SEO is constantly evolving. While content may have been king in years past, today, your SEO strategy needs more than great content and blogs. This is important for two reasons:

1. Google’s Algorithms Consider Other Factors

Throughout this blog, we’ve mentioned this, but Google regularly updates its search algorithm to serve users the best results possible. These factors have expanded to include Google snippets, local results, and more in recent years.

Google’s new ranking factors, called Core Web Vitals, will take this even further by prioritizing mobile-friendliness, page speed, and safe and secure web browsing. Content still matters, but the site that content lives in needs to be as optimized and thoughtful as the blogs you write.
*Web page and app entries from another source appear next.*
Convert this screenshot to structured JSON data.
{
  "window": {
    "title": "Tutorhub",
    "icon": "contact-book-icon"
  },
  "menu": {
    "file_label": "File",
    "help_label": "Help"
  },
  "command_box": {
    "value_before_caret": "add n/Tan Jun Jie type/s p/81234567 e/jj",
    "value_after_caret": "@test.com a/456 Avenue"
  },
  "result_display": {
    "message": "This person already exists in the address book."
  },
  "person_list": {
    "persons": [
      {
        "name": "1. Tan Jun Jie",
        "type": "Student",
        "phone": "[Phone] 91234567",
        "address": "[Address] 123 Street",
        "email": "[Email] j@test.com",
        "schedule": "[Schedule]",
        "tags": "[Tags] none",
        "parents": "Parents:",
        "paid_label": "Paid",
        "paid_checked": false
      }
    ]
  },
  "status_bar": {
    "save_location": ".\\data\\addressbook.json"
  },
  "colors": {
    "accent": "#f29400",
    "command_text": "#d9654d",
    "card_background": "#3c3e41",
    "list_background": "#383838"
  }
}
2. Your Target Audience Wants More Than Blogs

People want different types of content at different points in the buyer journey. A blog might not be what someone at the beginning of the funnel wants, but a video might do the trick. Or, someone who’s ready to take action might find what they need in a downloadable piece like an infographic or ebook.

Diversifying your content is good for search rankings and the people you’re trying to reach. Paired with a well-built site that prioritizes user experience, and you’re well on your way to a healthy content strategy.

Diversifying your content is good for search rankings and the people you’re trying to reach. Paired with a well-built site that prioritizes user experience, and you’re well on your way to a healthy content strategy.

RELATED: Free Ebook Download: Website Fundamentals: Improve Your SEO Today Using Meta Tags

Need SEO Help? Contact the Certified SEO Specialists at LaFleur Today

We understand that ever-changing SEO best practices may seem like a moving target. If you’re ready to take your content marketing and SEO strategies to the next level, please don’t hesitate to reach out to us.

Our team of certified SEO specialists and marketing professionals is more than happy to explain SEO concepts and strategies and how they can help your business or law firm reach its goals.

Start the conversation today by calling 888-222-1512 or fill out this short form. We would love to chat about what your business needs and how we can help.

References

Jose, J. (2020, November 11). Timing for bringing page experience to Google Search. Google Search Central. Retrieved from https://developers.google.com/search/blog/2020/11/timing-for-page-experience